Barry Willis

Barry Willis  |  Nov 29, 2004  |  0 comments

Electronics manufacturers and retailers have jointly asked the Federal Communications Commission (FCC) to push forward its deadline for inclusion of digital tuners in TV sets larger than 25" diagonally.

Barry Willis  |  Nov 22, 2004  |  0 comments

At present, high-definition video is available two ways: via broadcasters or on HD digital VHS tape cassettes. There are no high-def DVDs, despite the hype from the promoters of Blu-ray and HD-DVD, both of which will require disc transports using short-wavelength blue lasers.

Barry Willis  |  Nov 08, 2004  |  0 comments

MPAA lawsuits: Online movie pirates could soon be receiving subpoenas if they don't cease and desist, according to a November 4 announcement from the Motion Picture Association of America (<A HREF="">MPAA</A>).

Barry Willis  |  Nov 05, 2004  |  0 comments

New Acoustic Dimensions, aka NAD, has been building reliable, affordable, good-sounding audio equipment for well over a quarter of a century. Anecdotal evidence: My NAD 7225PE receiver, 20+ years old, is still working perfectly as the heart of my garage workshop audio system.

Barry Willis  |  Nov 01, 2004  |  0 comments

It's hard to find home theater-related products on the convention floor at the twice-per-year Audio Engineering Society (<A HREF="">AES</A>) gathering. It was therefore a treat to discover a fascinating cinema sound system at San Francisco's Moscone Center during the society's recent meeting there, October 28&ndash;30.

Barry Willis  |  Oct 25, 2004  |  0 comments

The LCoS shakeout has begun in earnest. Shortly after Philips announced that it would discontinue production of liquid-crystal-on-silicon rear-projection television sets (RPTVs), chipmaker Intel Corporation made an equivalent move, shutting down its LCoS product development program.

Barry Willis  |  Oct 18, 2004  |  0 comments

The much-discussed convergence of computers and home entertainment took a big step toward fruition with an October 12 announcement by Microsoft Corporation. Touting new products, new software and a website,, for those eager to learn about digital entertainment, Microsoft also launched its own online music store.

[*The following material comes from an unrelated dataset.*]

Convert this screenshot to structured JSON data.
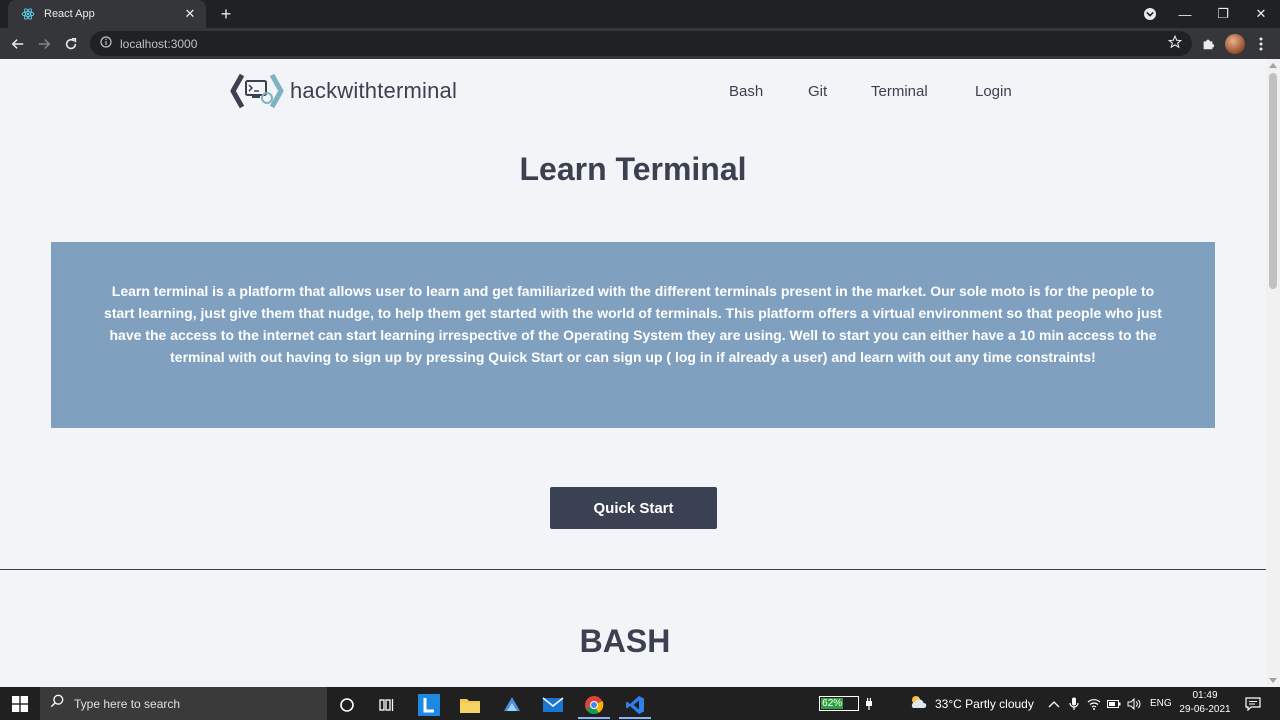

The announcement included the debut of two new logos&mdash;"Designed for Windows" and "PlaysForSure"&mdash;that the company hopes will assuage any doubts about the reliability of the new products.

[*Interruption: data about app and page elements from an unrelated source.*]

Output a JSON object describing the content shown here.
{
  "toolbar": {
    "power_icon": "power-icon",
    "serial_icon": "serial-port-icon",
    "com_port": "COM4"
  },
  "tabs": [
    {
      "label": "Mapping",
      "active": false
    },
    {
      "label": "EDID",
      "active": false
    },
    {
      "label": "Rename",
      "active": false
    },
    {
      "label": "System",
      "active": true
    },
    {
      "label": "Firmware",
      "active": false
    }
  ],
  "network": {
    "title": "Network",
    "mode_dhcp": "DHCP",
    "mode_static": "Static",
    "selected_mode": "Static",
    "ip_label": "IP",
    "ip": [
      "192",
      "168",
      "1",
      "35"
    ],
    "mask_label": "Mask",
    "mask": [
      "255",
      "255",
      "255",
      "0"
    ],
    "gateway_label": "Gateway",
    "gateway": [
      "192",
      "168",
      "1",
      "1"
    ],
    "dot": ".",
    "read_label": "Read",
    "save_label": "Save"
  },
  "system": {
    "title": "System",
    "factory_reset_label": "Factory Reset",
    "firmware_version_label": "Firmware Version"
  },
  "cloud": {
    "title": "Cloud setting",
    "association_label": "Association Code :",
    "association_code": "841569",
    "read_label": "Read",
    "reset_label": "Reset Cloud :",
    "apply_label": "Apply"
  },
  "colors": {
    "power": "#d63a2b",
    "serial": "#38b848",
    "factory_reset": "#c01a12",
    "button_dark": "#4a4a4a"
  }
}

Barry Willis  |  Oct 18, 2004  |  0 comments

Motorola parts with Proview: Motorola' plan to return to the television market after more than 30 years has been derailed by a rift with Proview International Holdings Ltd's Moxell Technology, the Chinese manufacturing company hired by Motorola to make its flat-panel sets. Proview is the world's largest assembler of computer monitors, according to the electronics industry press.

Barry Willis  |  Oct 11, 2004  |  0 comments

Better late than never. Years after mandating a changeover from analog to digital television broadcasting, the Federal Communications Commission (<A HREF="">FCC</A>) has launched a campaign to inform consumers about the benefits of the new format.

Barry Willis  |  Oct 04, 2004  |  Published: Oct 05, 2004  |  0 comments

Each step in the evolution of the optical disc has been astounding. With its 750-megabyte storage capacity, the Compact Disc revolutionized the way music was recorded and played back. The DVD's 4.7 gigabyte capacity&mdash;twice that for a dual-layered disc&mdash;made possible the archiving of high-quality feature films on a durable, affordable medium. DVD is the first format that made building a film library a reality for ordinary movie fans. It's not a vast overstatement to say that DVD revived the film industry, creating unanticipated revenue streams.